The government states that: “The planning system supports the Scottish government’s purpose of creating a more successful country with opportunities for all to flourish through increasing sustainable economic growth.”
UNISON is concerned that this suggests that planning must focus on economic development rather than community development. While the two are linked it should be made clearer that planning is about making lives better for people not businesses.
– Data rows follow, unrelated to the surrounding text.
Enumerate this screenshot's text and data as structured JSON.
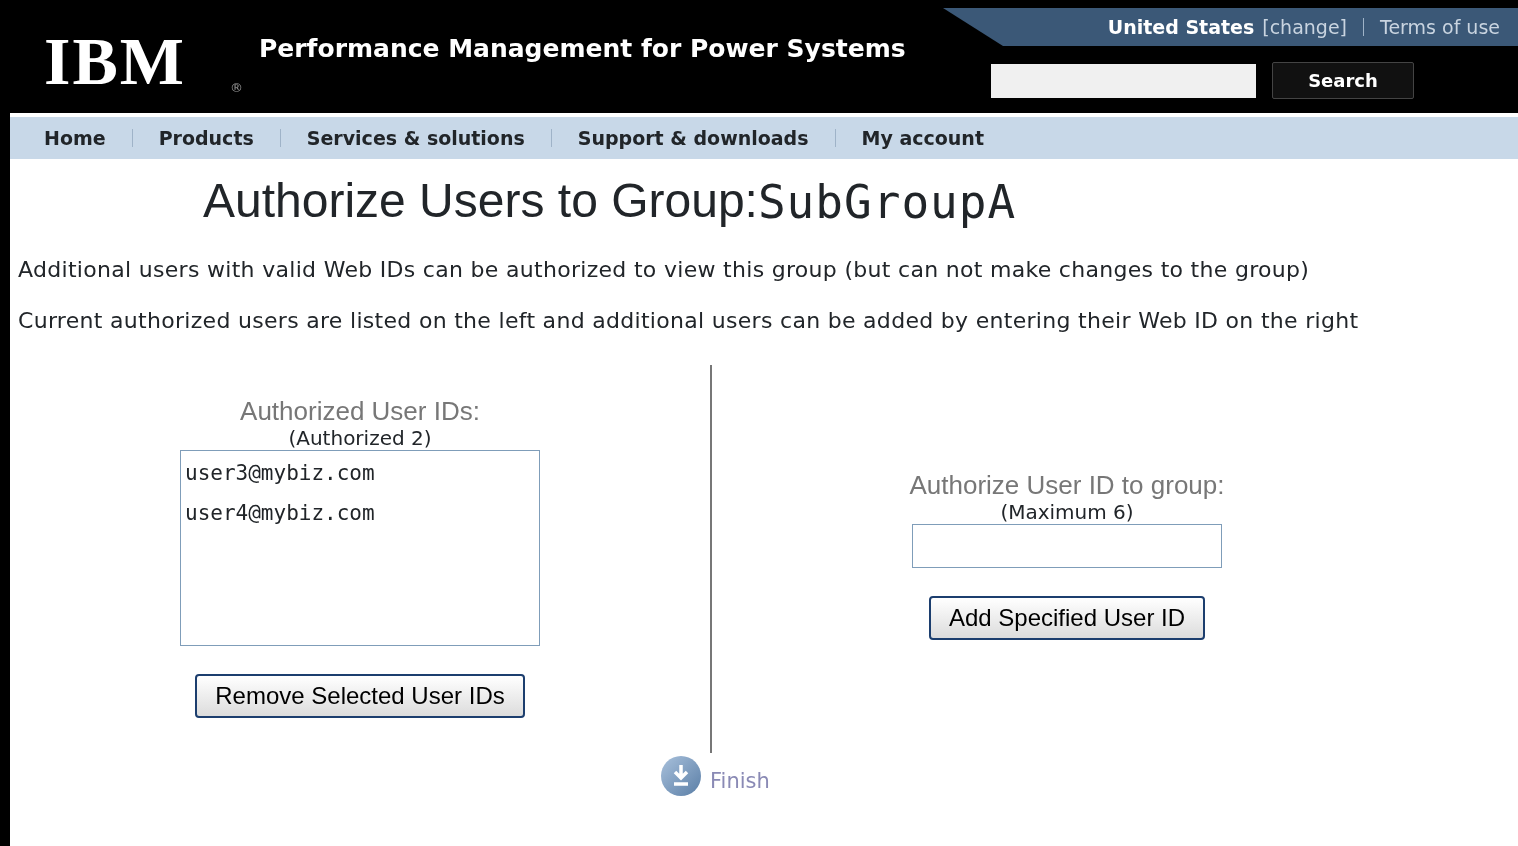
{
  "header": {
    "logo": "IBM",
    "registered": "®",
    "title": "Performance Management for Power Systems",
    "country": "United States",
    "change_link": "[change]",
    "terms_link": "Terms of use",
    "search": {
      "button": "Search"
    }
  },
  "nav": [
    {
      "label": "Home"
    },
    {
      "label": "Products"
    },
    {
      "label": "Services & solutions"
    },
    {
      "label": "Support & downloads"
    },
    {
      "label": "My account"
    }
  ],
  "page": {
    "heading": "Authorize Users to Group:",
    "group_name": "SubGroupA",
    "intro": [
      "Additional users with valid Web IDs can be authorized to view this group (but can not make changes to the group)",
      "Current authorized users are listed on the left and additional users can be added by entering their Web ID on the right"
    ]
  },
  "authorized": {
    "label": "Authorized User IDs:",
    "count": "(Authorized 2)",
    "users": [
      {
        "id": "user3@mybiz.com",
        "selected": false
      },
      {
        "id": "user4@mybiz.com",
        "selected": false
      }
    ],
    "remove_button": "Remove Selected User IDs"
  },
  "add": {
    "label": "Authorize User ID to group:",
    "limit": "(Maximum 6)",
    "add_button": "Add Specified User ID"
  },
  "finish": {
    "label": "Finish"
  }
}
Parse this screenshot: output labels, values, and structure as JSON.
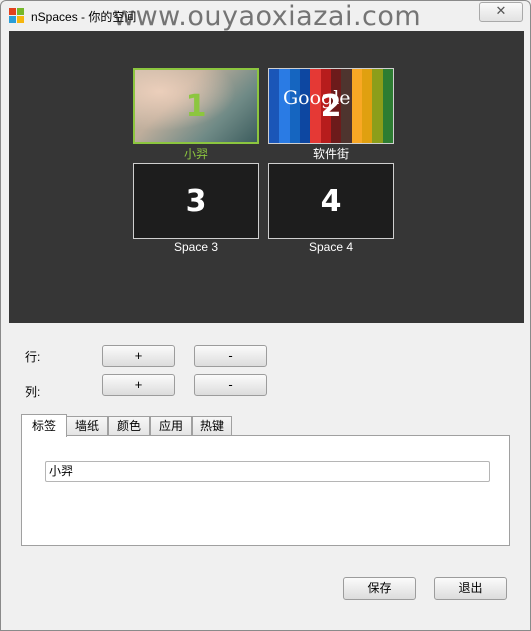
{
  "window": {
    "title": "nSpaces - 你的空间",
    "watermark": "www.ouyaoxiazai.com",
    "close_glyph": "✕"
  },
  "spaces": [
    {
      "number": "1",
      "label": "小羿",
      "active": true,
      "wallpaper": "flowers-photo"
    },
    {
      "number": "2",
      "label": "软件街",
      "active": false,
      "wallpaper": "google-stripes",
      "wallpaper_text": "Google"
    },
    {
      "number": "3",
      "label": "Space 3",
      "active": false,
      "wallpaper": "none"
    },
    {
      "number": "4",
      "label": "Space 4",
      "active": false,
      "wallpaper": "none"
    }
  ],
  "grid_controls": {
    "rows_label": "行:",
    "cols_label": "列:",
    "plus": "+",
    "minus": "-"
  },
  "tabs": [
    "标签",
    "墙纸",
    "颜色",
    "应用",
    "热键"
  ],
  "active_tab": "标签",
  "label_input": {
    "value": "小羿"
  },
  "footer": {
    "save": "保存",
    "exit": "退出"
  },
  "colors": {
    "preview_bg": "#363636",
    "active_accent": "#8cc63f",
    "stripes": [
      "#1a56b8",
      "#2a7be4",
      "#1565c0",
      "#0d47a1",
      "#e53935",
      "#b71c1c",
      "#6d1b1b",
      "#4e342e",
      "#f9a825",
      "#e0a010",
      "#8c9e1a",
      "#2e7d32"
    ]
  }
}
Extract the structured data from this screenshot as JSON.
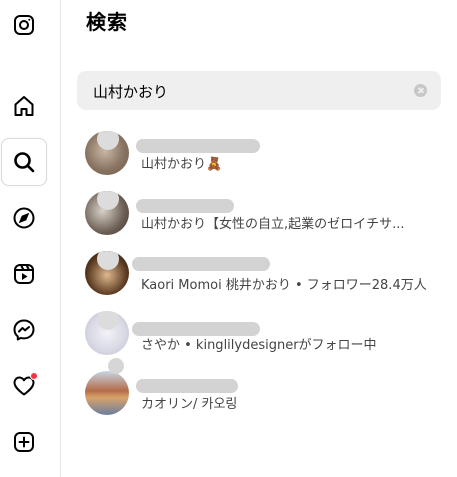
{
  "sidebar": {
    "icons": [
      "instagram-logo-icon",
      "home-icon",
      "search-icon",
      "explore-compass-icon",
      "reels-icon",
      "messenger-icon",
      "heart-icon",
      "create-plus-icon"
    ],
    "notification_dot_color": "#ff3040"
  },
  "search_panel": {
    "title": "検索",
    "query": "山村かおり"
  },
  "results": [
    {
      "subtitle": "山村かおり🧸"
    },
    {
      "subtitle": "山村かおり【女性の自立,起業のゼロイチサ..."
    },
    {
      "subtitle": "Kaori Momoi 桃井かおり • フォロワー28.4万人"
    },
    {
      "subtitle": "さやか • kinglilydesignerがフォロー中"
    },
    {
      "subtitle": "カオリン/ 카오링"
    }
  ]
}
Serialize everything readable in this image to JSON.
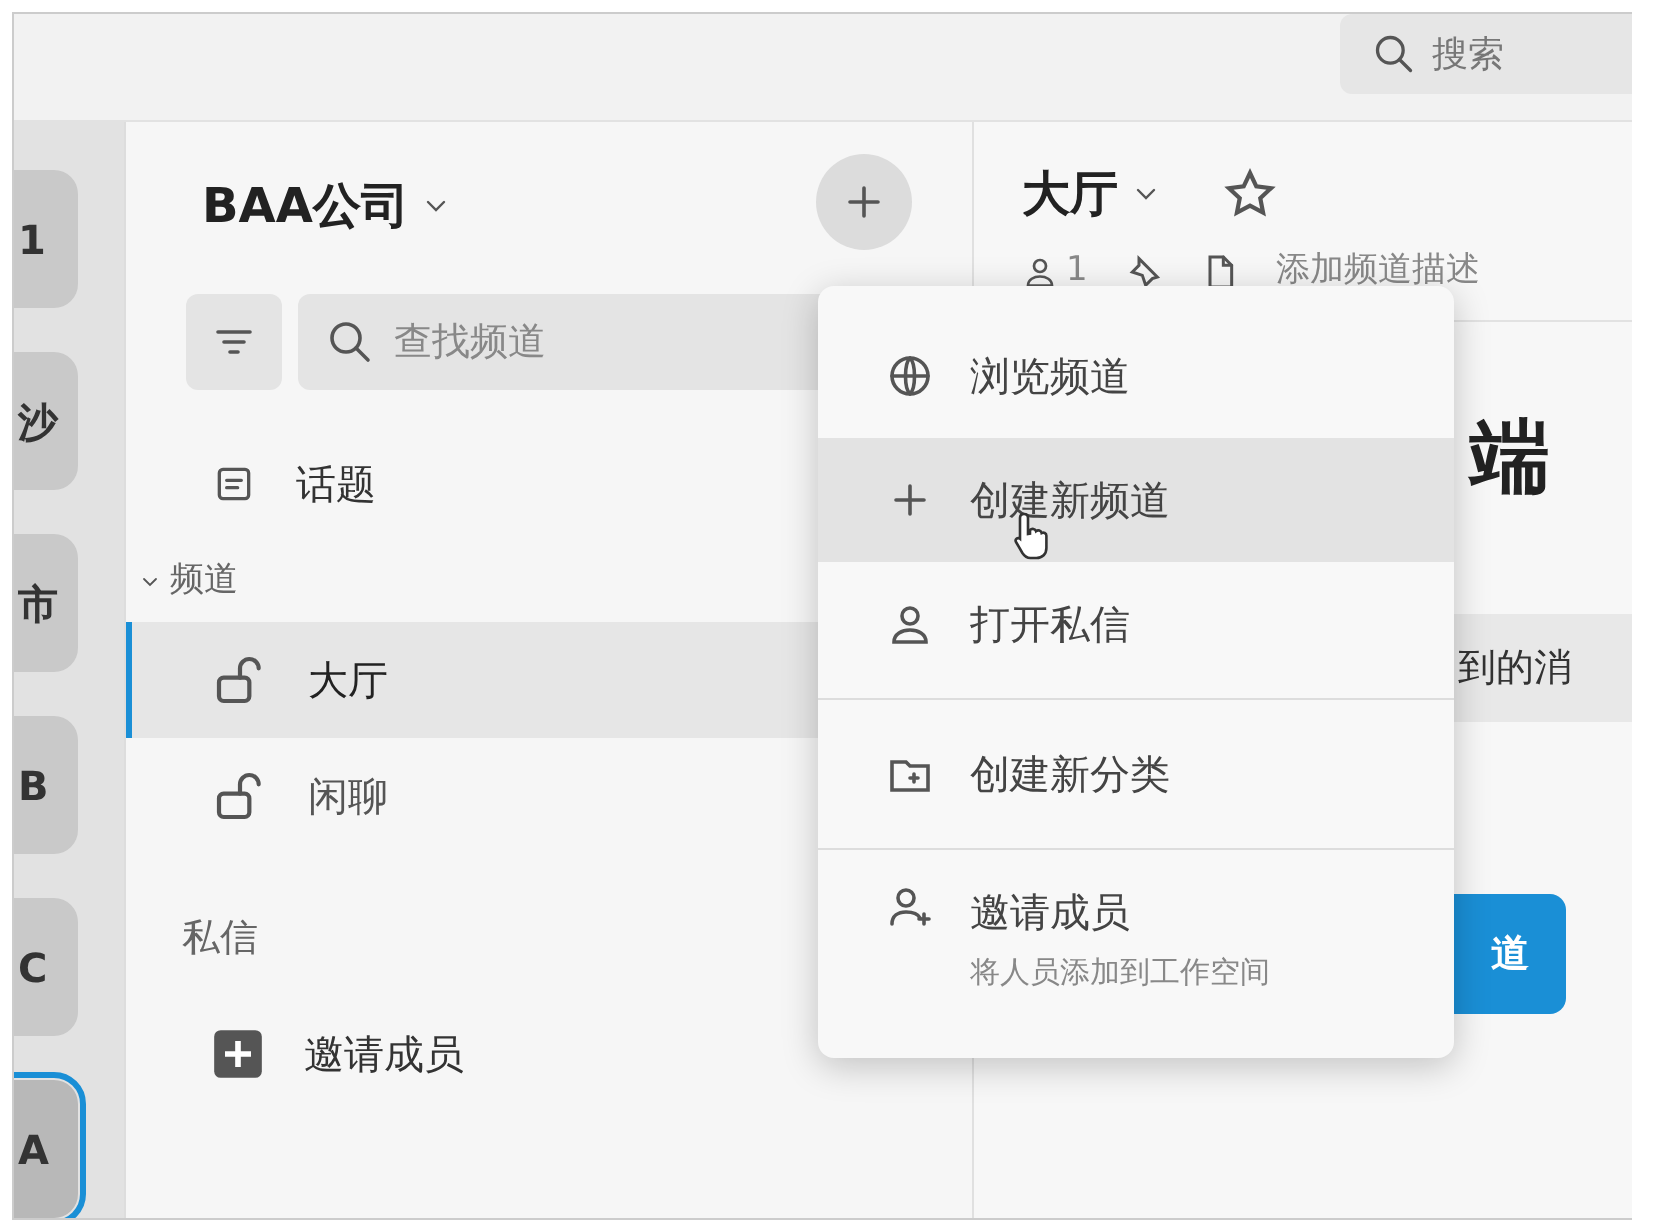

UNISON has been concerned about the Scottish government’s whole regulatory reform programme since its inception. It has been clear from the beginning that the programme was aiming for less regulation in response to complaints from businesses. There is no evidence that regulation is harming businesses. Despite this lack of evidence the Scottish government is undertaking a second radical reform of the planning system despite doing so as recently as 2009. Delays in the system are caused by severe cuts to planning budgets and staff shortages. It is resources they need not reorganisation.
Planners tell us that they are overwhelmed by the volume and complexity of their workloads. They are also extremely stressed by the personal interaction that they often experience with clients. Well-financed big companies use their resources to badger teams about developments. They experience a lot of personal abuse from members of the public. This adds more stress to their working lives. Large developers are able to use their substantial resources to resubmit plans over and over again to under-resourced planning departments. Teams feel overwhelmed. Community groups who object to plans often struggle to find the resources to mount or maintain their campaigns. Good planning doesn’t require yet another reform programme. Improvement will come through adequate funding and staffing levels and empowering staff and giving them the time to do their work , reflect, learn and implement change.
Planning is not a straight forward tick box exercise. It is a complex activity where staff are required to balance often conflicting demands and interest groups alongside the policies and strategic plans in their area. They are balancing economic development with individual’s rights and environmental, safety and health concerns. They use their technical expertise on a range of subjects ensuring that communities are able to control the future of places where they live and balance those needs with both business’ and individual’s plans. This is why setting planning policy and strategic plans is so vital. The plans allow fair and open decision making to be made. They allow people and businesses to understand where they stand at the start of any plans they wish to apply for permission for. The planning system is complex because it needs to be.